Pole Climbing

This one isn’t to difficult to work out, but it is tough to get the hang of. Unlike climbing rocks pole climbing requires a different degree of balance and relies on much different muscles. Not only do you need to have the strength to push your entire bodyweight upward, you also need to hold your position on the pole with an intense grip. This is one of those activities where professionals make it look like a breeze but taking to it yourself is surprisingly tough.

Mast Climbing

This is like pole climbing gone wild. In mast climbing people make their way up any vertical pole whether that be a pole, a radio tower or the spire of a building. Usually assisted by ropes because of the extreme heights, mast climbing uses pole climbing skills and rock climbing ones as not all masts are the same and some structures require horizontal movement to ascend. Mast climbing often becomes the precursor to base jumping where they will complete their climb by parachuting back down to ground level.

Parkour

You may not initially think of this as climbing but this practice of moving while surpassing obstacles really just varies depending on the surroundings. Parkour is typically seen in urban environments where practitioners will leap over hip-height obstacles in a constant flow of movement, sometimes spring boarding off walls to reach new heights and using acrobatics to descend often and keep moving forward.
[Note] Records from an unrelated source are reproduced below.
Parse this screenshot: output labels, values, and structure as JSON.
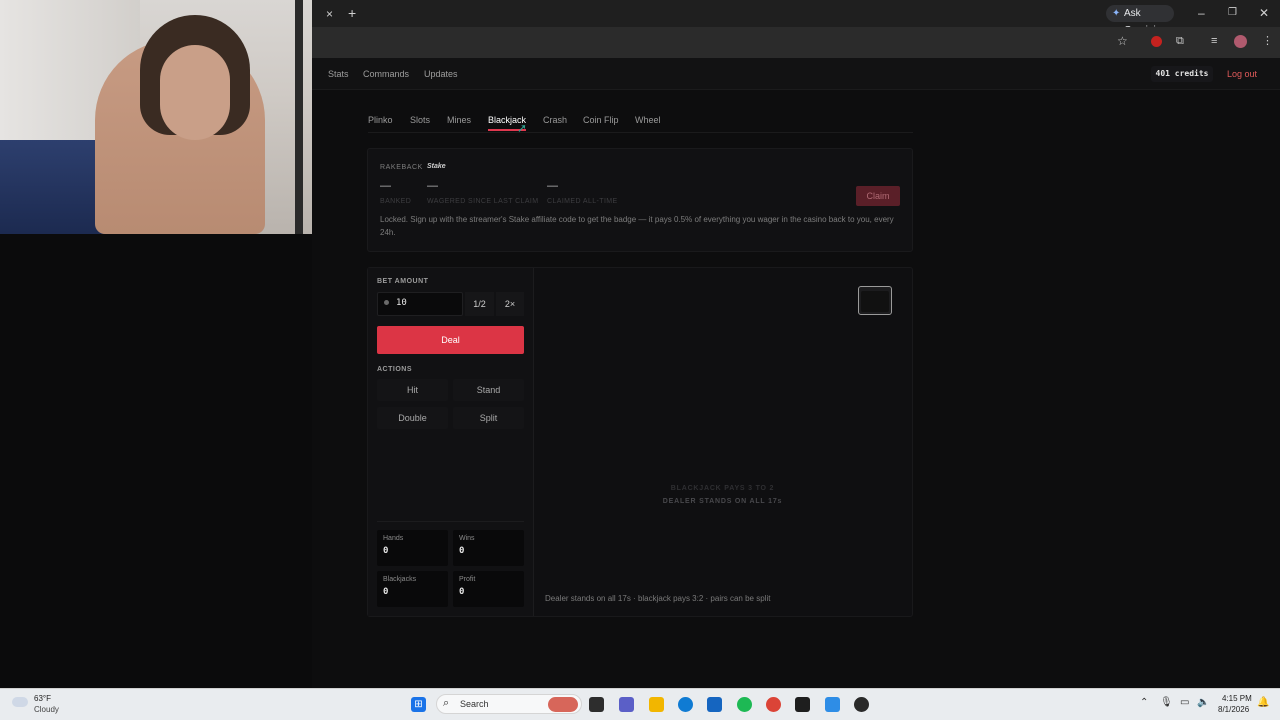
{
  "browser": {
    "ask_gemini": "Ask Gemini",
    "close_tab": "×",
    "new_tab": "+",
    "window_minimize": "–",
    "window_restore": "❐",
    "window_close": "✕"
  },
  "topnav": {
    "links": [
      "Stats",
      "Commands",
      "Updates"
    ],
    "credits": "401 credits",
    "logout": "Log out"
  },
  "game_tabs": [
    "Plinko",
    "Slots",
    "Mines",
    "Blackjack",
    "Crash",
    "Coin Flip",
    "Wheel"
  ],
  "active_tab": "Blackjack",
  "rakeback": {
    "title": "RAKEBACK",
    "badge": "Stake",
    "banked_value": "—",
    "banked_label": "BANKED",
    "wagered_value": "—",
    "wagered_label": "WAGERED SINCE LAST CLAIM",
    "claimed_value": "—",
    "claimed_label": "CLAIMED ALL-TIME",
    "claim_button": "Claim",
    "description": "Locked. Sign up with the streamer's Stake affiliate code to get the badge — it pays 0.5% of everything you wager in the casino back to you, every 24h."
  },
  "bet": {
    "label": "BET AMOUNT",
    "value": "10",
    "half": "1/2",
    "double": "2×",
    "deal": "Deal"
  },
  "actions": {
    "label": "ACTIONS",
    "hit": "Hit",
    "stand": "Stand",
    "double": "Double",
    "split": "Split"
  },
  "stats": {
    "hands_label": "Hands",
    "hands": "0",
    "wins_label": "Wins",
    "wins": "0",
    "blackjacks_label": "Blackjacks",
    "blackjacks": "0",
    "profit_label": "Profit",
    "profit": "0"
  },
  "table": {
    "line1": "BLACKJACK PAYS 3 TO 2",
    "line2": "DEALER STANDS ON ALL 17s",
    "footer": "Dealer stands on all 17s · blackjack pays 3:2 · pairs can be split"
  },
  "taskbar": {
    "temp": "63°F",
    "weather": "Cloudy",
    "search": "Search",
    "time": "4:15 PM",
    "date": "8/1/2026"
  },
  "colors": {
    "accent": "#dc3545",
    "logout": "#e05a5a",
    "background": "#0d0d0e"
  }
}
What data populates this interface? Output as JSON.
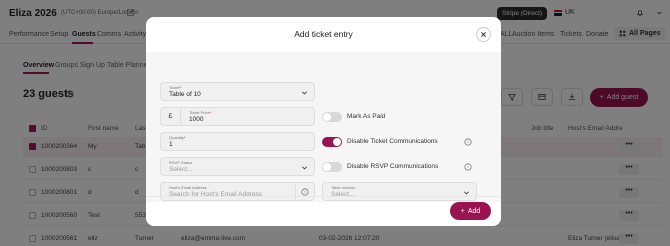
{
  "header": {
    "event_title": "Eliza 2026",
    "timezone": "(UTC+00:00) Europe/London",
    "stripe_badge": "Stripe (Direct)",
    "language": "UK"
  },
  "nav": {
    "items": [
      "Performance",
      "Setup",
      "Guests",
      "Comms",
      "Activity"
    ],
    "right_items": [
      "Auction Items",
      "Tickets",
      "Donate"
    ],
    "right_items_prefix": "ALL",
    "all_pages": "All Pages"
  },
  "subnav": {
    "items": [
      "Overview",
      "Groups",
      "Sign Up",
      "Table Planner"
    ]
  },
  "guests": {
    "title": "23 guests",
    "add_guest": "Add guest",
    "columns": {
      "id": "ID",
      "first_name": "First name",
      "last_name": "Las",
      "job_title": "Job title",
      "host_email": "Host's Email Addre"
    },
    "rows": [
      {
        "id": "1000200364",
        "first": "My",
        "last": "Tab",
        "checked": true
      },
      {
        "id": "1000200803",
        "first": "c",
        "last": "c",
        "checked": false
      },
      {
        "id": "1000200801",
        "first": "d",
        "last": "d",
        "checked": false
      },
      {
        "id": "1000200560",
        "first": "Test",
        "last": "553",
        "checked": false
      },
      {
        "id": "1000200561",
        "first": "eliz",
        "last": "Turner",
        "email": "eliza@emma-live.com",
        "date": "03-02-2026 12:07:20",
        "host": "Eliza Turner (elisa)",
        "checked": false
      }
    ],
    "more": "•••"
  },
  "modal": {
    "title": "Add ticket entry",
    "ticket": {
      "label": "Ticket",
      "value": "Table of 10"
    },
    "price": {
      "label": "Ticket Price",
      "currency": "£",
      "value": "1000"
    },
    "quantity": {
      "label": "Quantity",
      "value": "1"
    },
    "rsvp": {
      "label": "RSVP Status",
      "placeholder": "Select..."
    },
    "host_email": {
      "label": "Host's Email Address",
      "placeholder": "Search for Host's Email Address"
    },
    "table_number": {
      "label": "Table number",
      "placeholder": "Select..."
    },
    "toggles": {
      "mark_as_paid": {
        "label": "Mark As Paid",
        "on": false
      },
      "disable_ticket_comms": {
        "label": "Disable Ticket Communications",
        "on": true
      },
      "disable_rsvp_comms": {
        "label": "Disable RSVP Communications",
        "on": false
      }
    },
    "add_button": "Add"
  }
}
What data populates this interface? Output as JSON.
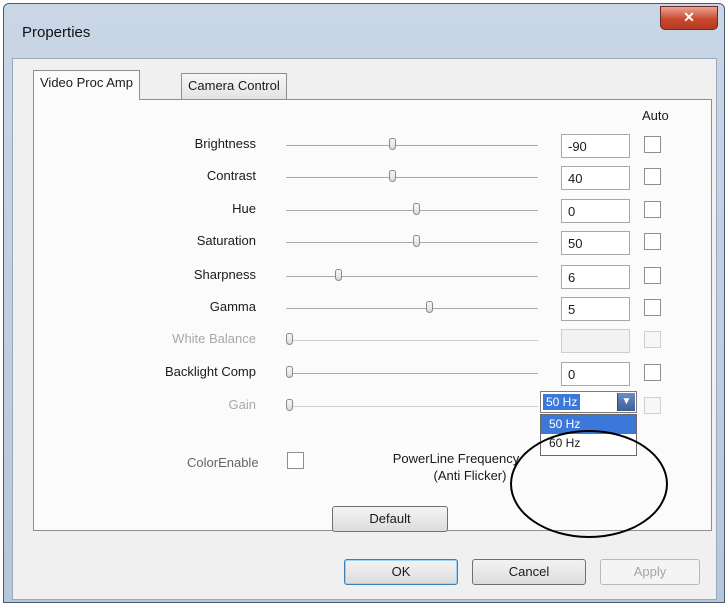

If presented with an ascending set of rocks, someone practicing parkour would have to keep moving while finding a way over them, which essentially would mean climbing.